Unlike goat yoga, hacki-sacs, and flossing (the dance, not your teeth), headless CMSs are here to stay.
As advisors to enterprise buyers of technology and services you might think we answer the same questions time and time again. But every so often something new arises in the discussions. Meme-like, this topic suddenly seems to pop up in every customer conversation. A few years ago it was the question of going to the cloud or remaining on premises, prior to that it was the need for responsive design. The meme going around right now in the content management space is “Should we go with a headless CMS?”. Rather than questioning the tenure of their CDO, folks are playing with the notion of disengaging their data from a particular process or technology.
To put it another way, buyers are wondering about and wanting to cut their content free of the shackles of traditional CMSs so that they can use it any which way they like.
A good idea in theory, but the practicality and detail of the approach are more complex. So let’s start off with a bit of clarity around the terminology.
At the core, there are three key components that distinguish content management systems: content management/editing, content delivery, and content presentation. In terms of setting content free, there are two tech terms making the rounds: Headless CMS and Decoupled CMS. To industry insiders, these are not new terms. And let’s be clear – they mean different things and are not interchangeable. In the diagram below you can see that Headless CMS really means having a content management repository system that is independent of content delivery and presentation tools. Whereas a Decoupled CMS is essentially a regular full stack of content management, delivery, and presentation solution but allows for content stored within it to be leveraged by other systems.
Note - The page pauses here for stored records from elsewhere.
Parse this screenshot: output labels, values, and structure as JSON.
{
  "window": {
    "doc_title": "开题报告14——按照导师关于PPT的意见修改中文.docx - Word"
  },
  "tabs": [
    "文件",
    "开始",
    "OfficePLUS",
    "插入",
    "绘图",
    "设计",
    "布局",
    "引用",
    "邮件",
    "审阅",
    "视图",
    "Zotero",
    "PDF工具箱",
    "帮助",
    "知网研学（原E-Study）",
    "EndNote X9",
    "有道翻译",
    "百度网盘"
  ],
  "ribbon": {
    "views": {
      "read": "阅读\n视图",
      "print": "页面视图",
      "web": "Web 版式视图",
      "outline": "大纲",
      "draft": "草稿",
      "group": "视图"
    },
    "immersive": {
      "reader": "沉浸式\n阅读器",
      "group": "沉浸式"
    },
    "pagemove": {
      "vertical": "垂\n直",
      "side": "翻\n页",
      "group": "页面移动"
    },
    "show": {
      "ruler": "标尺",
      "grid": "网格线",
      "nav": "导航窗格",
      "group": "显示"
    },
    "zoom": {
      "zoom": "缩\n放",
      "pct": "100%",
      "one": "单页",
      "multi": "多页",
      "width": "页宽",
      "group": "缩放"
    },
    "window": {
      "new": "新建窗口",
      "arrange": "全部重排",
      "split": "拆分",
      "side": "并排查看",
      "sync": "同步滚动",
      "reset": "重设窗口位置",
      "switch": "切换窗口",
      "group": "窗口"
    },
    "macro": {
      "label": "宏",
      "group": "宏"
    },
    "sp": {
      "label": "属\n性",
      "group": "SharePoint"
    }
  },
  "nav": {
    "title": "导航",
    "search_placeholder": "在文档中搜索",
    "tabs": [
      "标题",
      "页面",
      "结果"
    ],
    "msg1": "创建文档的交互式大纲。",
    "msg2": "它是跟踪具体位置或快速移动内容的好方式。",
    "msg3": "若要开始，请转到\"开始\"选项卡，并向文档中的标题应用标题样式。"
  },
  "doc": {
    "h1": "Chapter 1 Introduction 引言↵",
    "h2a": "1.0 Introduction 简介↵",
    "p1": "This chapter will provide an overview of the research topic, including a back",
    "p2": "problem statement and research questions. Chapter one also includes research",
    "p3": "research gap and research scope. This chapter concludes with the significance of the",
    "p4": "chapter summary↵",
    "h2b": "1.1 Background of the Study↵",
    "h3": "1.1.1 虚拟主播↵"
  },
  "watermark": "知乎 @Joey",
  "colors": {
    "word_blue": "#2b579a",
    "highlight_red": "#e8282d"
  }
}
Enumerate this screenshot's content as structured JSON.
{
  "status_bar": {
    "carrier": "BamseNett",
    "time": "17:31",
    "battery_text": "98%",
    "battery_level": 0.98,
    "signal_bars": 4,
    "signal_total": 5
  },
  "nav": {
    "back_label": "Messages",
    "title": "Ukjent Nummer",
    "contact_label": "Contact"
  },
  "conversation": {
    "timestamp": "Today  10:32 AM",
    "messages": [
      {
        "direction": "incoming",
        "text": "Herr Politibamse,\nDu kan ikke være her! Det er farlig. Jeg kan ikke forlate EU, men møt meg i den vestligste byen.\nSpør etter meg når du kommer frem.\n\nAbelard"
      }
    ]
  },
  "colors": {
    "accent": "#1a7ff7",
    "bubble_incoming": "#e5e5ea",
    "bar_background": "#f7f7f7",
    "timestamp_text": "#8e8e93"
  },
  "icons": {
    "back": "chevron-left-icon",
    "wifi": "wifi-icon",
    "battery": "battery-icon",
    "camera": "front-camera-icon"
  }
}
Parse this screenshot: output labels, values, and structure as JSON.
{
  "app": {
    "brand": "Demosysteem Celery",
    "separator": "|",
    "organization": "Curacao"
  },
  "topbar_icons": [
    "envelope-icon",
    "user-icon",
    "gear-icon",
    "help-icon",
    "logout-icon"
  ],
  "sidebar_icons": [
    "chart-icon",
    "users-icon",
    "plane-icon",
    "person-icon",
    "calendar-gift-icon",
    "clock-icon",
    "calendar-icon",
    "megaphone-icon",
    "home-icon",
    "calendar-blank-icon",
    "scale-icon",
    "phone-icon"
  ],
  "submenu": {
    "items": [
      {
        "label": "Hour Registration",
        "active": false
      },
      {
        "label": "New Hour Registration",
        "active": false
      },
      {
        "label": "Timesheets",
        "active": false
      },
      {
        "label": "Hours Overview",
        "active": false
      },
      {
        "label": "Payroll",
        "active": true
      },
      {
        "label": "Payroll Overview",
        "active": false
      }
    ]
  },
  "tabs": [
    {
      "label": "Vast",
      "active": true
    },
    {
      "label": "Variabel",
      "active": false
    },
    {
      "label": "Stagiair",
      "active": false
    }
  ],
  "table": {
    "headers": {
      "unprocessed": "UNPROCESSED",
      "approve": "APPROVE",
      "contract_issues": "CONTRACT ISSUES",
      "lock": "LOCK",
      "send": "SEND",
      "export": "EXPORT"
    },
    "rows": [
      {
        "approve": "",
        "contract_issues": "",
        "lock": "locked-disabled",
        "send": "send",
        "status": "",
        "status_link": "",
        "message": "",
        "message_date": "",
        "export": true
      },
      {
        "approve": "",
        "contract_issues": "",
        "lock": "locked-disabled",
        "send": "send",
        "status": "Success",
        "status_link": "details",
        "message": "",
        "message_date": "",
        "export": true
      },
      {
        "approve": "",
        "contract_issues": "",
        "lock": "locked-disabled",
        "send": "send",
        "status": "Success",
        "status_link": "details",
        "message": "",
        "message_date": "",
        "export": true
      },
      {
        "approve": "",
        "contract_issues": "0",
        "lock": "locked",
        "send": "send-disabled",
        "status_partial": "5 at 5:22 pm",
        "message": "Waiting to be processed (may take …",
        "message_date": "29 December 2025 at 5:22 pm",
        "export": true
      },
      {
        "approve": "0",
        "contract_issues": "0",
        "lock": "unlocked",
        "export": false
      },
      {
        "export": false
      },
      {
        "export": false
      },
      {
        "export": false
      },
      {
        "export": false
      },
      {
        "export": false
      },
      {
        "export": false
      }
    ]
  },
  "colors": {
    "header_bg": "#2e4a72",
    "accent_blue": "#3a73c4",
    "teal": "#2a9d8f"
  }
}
To be clear, one of the big differences between the two is that a headless CMS requires a separate solution to deliver/render the content, whereas a decoupled CMS may have the necessary functionality built into it, but can also peacefully coexist with other solutions to present the content. Many of today’s modern CMSs can work as a headless or decoupled CMS.
The R.O.I. of a headless CMS:
Content needs of today go way beyond populating a website. Content is the thread that pulls customers in and through (at any stage of their journey) to provide connected brand experiences across all possible digital and in-person interactions. A headless CMS provides the flexibility of content deployment to be able to reach customers where they are by serving up the right content to the right individual at the right time in the right format.
Create once and use over, and over, and over again is the mantra of a headless CMS. Not being tied to a delivery or presentation layer means content can be created once and reused, in many different formats and presentations, saving time and effort. A headless CMS can automatically push new or updated content across all the digital properties with which it is connected.
Being able to populate new and evolving channels and applications with content in real time is a critical success factor to delivering great customer experiences. The faster content can be rolled out to new apps, the better the experience for the customer. A headless CMS can make it easier to interact with content-enabled applications via APIs. APIs allow developers to work around content deployment and presentation issues that can bog down the process and time-to-market that companies face with many traditional/coupled CMS systems.
Do I have to buy a new CMS to go headless?
Not necessarily. The good news is that with the increasing need/demand for great content deployment flexibility many developers have begun decoupling traditional CMS solutions allowing it to be used as a content management, editorial, and administrative tool, while implementing a separate frontend component that communicates with other solutions and CMSs via APIs for the delivery of the content. This helps site owners future-proof their technology stack by allowing them to refresh the design without re-implementing the whole CMS.
When does it make sense to go headless?
You might have a number of web properties with a variety of user interactivity supported by different solutions but share content. A headless CMS environment can provide a central place to store and edit content for all outlets. Or perhaps you need content fed to a smart phone or an app – a headless CMS precludes the need to build bespoke content management functionality into those apps. You can simply use that is already there – saving time, effort, and money. This interest in shifting away from an “all-in-one” CMS solution to one that focuses on managing the content, not the experience, can help companies deliver richer more responsive customer experiences, faster.
Is headless CMS just another fad?
The buzz of late has been about the benefits of a headless CMS and the flexibility it offers. A headless CMS says “let’s free our content to be anything, and anywhere, it needs to be” which is highly appealing in a world where customer experience demands a more and more tailored and personalized experience for each customer with each passing day. All in all it’s a good choice for companies to be thinking about as it shows real tech buyer maturity as they start to think creatively about building systems today that will be able to provide a foundation for both the numerous publishing channels we know about, as well as those that are yet to come in this ever evolving content world.